* [Description of the task]
Copy each line of the data below with the word "Shift".

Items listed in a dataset
───
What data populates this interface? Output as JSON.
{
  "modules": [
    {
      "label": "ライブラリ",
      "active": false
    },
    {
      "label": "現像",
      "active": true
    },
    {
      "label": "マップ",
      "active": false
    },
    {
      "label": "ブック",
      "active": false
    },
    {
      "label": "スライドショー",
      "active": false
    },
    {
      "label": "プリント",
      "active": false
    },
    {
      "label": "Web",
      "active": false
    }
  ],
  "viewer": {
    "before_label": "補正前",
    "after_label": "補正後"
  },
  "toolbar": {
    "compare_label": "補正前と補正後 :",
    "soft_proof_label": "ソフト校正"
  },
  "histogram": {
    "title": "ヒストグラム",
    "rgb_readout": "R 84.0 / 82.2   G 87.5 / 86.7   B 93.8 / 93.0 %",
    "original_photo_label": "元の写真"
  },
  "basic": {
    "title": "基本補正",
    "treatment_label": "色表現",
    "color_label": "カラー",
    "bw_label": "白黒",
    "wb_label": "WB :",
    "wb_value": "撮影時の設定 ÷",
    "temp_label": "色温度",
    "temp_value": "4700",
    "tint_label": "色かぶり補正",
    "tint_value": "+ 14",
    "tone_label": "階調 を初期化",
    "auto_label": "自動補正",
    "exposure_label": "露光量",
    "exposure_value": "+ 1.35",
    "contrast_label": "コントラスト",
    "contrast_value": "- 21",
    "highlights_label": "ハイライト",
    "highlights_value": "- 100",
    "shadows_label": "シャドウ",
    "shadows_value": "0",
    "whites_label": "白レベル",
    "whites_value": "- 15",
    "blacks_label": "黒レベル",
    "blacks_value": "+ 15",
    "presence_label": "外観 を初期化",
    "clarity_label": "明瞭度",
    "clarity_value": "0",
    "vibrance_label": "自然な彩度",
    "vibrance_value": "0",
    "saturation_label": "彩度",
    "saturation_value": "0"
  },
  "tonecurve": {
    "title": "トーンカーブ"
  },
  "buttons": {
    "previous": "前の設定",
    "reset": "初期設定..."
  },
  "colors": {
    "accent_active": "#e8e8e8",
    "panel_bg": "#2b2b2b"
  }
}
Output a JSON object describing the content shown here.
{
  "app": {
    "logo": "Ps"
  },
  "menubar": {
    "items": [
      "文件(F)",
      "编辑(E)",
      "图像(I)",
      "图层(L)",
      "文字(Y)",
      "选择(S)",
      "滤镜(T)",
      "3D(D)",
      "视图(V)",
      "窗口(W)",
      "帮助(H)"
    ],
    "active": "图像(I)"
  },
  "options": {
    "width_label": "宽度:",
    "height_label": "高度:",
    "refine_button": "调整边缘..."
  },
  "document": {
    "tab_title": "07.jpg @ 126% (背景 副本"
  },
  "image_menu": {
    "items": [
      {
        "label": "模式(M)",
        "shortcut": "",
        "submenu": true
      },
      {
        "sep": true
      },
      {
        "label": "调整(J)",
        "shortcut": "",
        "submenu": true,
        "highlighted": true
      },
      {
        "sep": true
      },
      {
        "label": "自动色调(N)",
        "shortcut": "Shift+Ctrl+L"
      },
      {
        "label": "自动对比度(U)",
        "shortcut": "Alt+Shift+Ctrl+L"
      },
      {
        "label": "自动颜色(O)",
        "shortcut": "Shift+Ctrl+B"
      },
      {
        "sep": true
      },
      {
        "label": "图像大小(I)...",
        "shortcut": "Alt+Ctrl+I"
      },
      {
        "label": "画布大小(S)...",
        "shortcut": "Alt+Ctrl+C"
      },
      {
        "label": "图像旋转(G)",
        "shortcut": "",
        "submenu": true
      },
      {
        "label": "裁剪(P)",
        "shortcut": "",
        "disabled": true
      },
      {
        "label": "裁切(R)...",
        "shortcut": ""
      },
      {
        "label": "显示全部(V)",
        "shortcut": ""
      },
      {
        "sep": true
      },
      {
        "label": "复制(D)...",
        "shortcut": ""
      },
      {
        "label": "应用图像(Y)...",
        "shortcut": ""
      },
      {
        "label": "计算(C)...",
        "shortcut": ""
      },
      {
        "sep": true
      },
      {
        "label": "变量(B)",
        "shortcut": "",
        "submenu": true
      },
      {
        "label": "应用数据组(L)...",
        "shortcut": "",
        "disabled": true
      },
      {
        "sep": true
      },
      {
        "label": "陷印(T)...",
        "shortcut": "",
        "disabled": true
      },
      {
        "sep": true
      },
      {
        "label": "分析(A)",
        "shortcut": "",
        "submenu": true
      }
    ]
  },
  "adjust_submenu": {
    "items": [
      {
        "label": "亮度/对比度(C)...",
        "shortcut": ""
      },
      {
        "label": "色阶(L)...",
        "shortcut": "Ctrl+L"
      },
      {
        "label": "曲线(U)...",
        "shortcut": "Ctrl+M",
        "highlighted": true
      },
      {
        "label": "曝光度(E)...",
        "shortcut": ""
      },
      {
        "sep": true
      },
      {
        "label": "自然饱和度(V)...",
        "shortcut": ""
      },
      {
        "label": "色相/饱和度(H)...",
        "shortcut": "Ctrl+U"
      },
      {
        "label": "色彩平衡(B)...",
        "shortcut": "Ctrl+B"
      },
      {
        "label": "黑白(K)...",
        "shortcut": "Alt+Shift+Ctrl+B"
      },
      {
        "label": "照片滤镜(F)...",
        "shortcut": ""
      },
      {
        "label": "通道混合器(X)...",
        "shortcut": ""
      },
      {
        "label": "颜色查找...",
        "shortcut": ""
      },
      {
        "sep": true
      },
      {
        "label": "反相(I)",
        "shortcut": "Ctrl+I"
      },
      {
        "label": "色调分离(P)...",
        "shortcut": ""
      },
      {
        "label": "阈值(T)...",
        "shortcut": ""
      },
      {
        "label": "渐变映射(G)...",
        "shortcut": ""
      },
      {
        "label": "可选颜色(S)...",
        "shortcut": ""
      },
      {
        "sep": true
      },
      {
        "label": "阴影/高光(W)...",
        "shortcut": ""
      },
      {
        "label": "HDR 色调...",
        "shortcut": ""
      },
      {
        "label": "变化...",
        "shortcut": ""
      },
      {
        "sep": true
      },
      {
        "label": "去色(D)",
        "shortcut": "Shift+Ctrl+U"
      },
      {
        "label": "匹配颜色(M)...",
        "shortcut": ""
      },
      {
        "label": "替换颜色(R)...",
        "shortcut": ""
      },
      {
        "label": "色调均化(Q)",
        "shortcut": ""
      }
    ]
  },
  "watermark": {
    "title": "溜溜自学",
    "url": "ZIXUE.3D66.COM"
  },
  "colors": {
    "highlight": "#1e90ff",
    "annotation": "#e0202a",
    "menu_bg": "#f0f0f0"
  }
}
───
* [Result of this task]
        "shortcut": "Shift+Ctrl+L"
        "shortcut": "Alt+Shift+Ctrl+L"
        "shortcut": "Shift+Ctrl+B"
        "shortcut": "Alt+Shift+Ctrl+B"
        "shortcut": "Shift+Ctrl+U"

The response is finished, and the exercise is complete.